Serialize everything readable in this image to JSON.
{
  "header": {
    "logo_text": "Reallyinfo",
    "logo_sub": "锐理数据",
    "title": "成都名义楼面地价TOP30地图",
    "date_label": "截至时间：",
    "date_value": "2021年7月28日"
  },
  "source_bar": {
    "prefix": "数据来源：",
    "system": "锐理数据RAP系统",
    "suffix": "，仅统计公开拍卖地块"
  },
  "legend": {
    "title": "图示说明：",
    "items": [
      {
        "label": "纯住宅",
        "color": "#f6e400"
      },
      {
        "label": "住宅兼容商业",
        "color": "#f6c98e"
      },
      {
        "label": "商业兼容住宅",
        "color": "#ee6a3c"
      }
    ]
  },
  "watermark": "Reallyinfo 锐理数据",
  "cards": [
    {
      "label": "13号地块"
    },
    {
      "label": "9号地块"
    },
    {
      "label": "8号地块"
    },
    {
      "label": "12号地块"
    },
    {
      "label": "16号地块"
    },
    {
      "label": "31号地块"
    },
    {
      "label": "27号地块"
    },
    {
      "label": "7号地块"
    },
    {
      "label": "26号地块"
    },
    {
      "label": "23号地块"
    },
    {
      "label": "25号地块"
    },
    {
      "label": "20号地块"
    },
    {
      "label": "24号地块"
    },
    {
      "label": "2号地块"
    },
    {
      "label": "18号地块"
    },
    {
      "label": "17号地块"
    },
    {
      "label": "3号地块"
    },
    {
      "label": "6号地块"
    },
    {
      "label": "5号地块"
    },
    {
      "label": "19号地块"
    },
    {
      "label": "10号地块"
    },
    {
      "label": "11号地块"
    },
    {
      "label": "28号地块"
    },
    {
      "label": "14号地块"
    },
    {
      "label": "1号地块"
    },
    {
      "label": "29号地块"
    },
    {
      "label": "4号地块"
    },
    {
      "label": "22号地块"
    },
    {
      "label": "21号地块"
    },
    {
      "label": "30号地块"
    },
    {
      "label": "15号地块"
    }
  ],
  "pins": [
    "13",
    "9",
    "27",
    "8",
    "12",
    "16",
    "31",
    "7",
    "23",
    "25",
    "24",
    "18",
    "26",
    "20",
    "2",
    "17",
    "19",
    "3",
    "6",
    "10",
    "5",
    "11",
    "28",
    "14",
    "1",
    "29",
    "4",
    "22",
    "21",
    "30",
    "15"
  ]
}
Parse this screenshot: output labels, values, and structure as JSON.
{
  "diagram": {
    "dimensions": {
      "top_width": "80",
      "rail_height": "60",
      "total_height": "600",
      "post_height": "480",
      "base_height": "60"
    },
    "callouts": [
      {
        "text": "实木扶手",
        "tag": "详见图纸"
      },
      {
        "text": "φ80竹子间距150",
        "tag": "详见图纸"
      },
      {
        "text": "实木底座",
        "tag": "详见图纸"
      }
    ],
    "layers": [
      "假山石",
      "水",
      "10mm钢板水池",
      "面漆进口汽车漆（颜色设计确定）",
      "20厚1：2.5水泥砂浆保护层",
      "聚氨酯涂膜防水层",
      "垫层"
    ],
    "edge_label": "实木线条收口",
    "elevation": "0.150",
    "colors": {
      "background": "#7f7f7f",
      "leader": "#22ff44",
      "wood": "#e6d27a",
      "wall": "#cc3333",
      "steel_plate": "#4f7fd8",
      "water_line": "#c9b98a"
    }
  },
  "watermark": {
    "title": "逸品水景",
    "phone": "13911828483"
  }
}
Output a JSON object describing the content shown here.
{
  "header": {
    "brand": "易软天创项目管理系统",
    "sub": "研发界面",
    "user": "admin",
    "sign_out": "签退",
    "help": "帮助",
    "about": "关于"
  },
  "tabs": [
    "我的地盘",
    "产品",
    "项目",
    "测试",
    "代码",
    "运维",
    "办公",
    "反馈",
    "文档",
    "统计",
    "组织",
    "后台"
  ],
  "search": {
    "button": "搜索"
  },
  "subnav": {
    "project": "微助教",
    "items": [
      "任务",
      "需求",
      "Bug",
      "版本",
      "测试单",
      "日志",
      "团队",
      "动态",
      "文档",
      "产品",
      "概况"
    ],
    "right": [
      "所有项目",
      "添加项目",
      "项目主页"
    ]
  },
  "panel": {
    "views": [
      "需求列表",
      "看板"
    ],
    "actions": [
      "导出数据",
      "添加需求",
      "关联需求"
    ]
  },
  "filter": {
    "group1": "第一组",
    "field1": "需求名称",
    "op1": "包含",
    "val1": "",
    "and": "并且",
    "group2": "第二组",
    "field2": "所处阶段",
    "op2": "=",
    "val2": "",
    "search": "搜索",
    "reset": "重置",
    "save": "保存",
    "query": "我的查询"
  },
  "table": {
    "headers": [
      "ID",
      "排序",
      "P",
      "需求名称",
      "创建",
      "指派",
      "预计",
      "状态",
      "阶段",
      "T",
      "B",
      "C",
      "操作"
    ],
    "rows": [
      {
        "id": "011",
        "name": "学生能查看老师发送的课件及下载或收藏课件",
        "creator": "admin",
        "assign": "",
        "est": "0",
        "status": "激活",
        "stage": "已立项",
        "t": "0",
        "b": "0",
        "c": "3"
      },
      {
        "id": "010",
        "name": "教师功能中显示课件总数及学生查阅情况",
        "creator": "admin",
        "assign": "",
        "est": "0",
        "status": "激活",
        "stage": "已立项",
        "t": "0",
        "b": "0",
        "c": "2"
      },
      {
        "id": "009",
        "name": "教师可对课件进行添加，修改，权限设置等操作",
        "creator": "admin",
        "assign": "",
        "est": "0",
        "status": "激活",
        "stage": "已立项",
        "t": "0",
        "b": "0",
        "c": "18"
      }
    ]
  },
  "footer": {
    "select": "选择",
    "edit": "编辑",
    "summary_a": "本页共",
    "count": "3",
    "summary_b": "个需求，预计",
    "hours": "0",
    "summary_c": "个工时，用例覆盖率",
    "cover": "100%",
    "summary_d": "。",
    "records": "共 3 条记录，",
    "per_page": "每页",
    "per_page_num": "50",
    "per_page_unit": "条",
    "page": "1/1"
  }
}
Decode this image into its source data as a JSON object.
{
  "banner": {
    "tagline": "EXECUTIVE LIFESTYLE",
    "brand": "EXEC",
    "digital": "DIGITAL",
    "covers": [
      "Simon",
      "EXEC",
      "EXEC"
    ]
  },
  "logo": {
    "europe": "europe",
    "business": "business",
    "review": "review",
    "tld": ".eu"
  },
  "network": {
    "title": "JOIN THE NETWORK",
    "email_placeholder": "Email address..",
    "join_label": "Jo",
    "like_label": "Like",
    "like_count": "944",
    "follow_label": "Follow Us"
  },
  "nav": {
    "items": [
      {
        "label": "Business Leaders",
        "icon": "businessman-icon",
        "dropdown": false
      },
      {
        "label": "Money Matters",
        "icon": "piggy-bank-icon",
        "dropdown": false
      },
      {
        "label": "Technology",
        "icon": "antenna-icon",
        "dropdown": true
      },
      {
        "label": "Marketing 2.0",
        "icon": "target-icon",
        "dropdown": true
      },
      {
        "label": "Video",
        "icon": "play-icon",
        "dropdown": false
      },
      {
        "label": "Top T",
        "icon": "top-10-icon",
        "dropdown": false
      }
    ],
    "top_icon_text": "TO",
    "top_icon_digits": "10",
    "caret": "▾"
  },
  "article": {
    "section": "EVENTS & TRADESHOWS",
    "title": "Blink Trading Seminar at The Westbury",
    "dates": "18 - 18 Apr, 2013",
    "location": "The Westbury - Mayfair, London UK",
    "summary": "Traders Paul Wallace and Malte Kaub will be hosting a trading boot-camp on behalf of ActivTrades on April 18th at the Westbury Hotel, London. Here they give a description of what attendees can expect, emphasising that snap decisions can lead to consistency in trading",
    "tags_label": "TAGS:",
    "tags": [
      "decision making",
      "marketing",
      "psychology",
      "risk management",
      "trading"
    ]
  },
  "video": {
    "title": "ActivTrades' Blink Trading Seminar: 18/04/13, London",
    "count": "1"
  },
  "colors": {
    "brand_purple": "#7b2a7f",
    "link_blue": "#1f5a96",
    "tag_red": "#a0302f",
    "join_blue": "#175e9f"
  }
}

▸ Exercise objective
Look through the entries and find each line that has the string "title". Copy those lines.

▸ Exercise output
    "title": "成都名义楼面地价TOP30地图",
    "title": "图示说明：",
    "title": "逸品水景",
    "title": "JOIN THE NETWORK",
    "title": "Blink Trading Seminar at The Westbury",
    "title": "ActivTrades' Blink Trading Seminar: 18/04/13, London",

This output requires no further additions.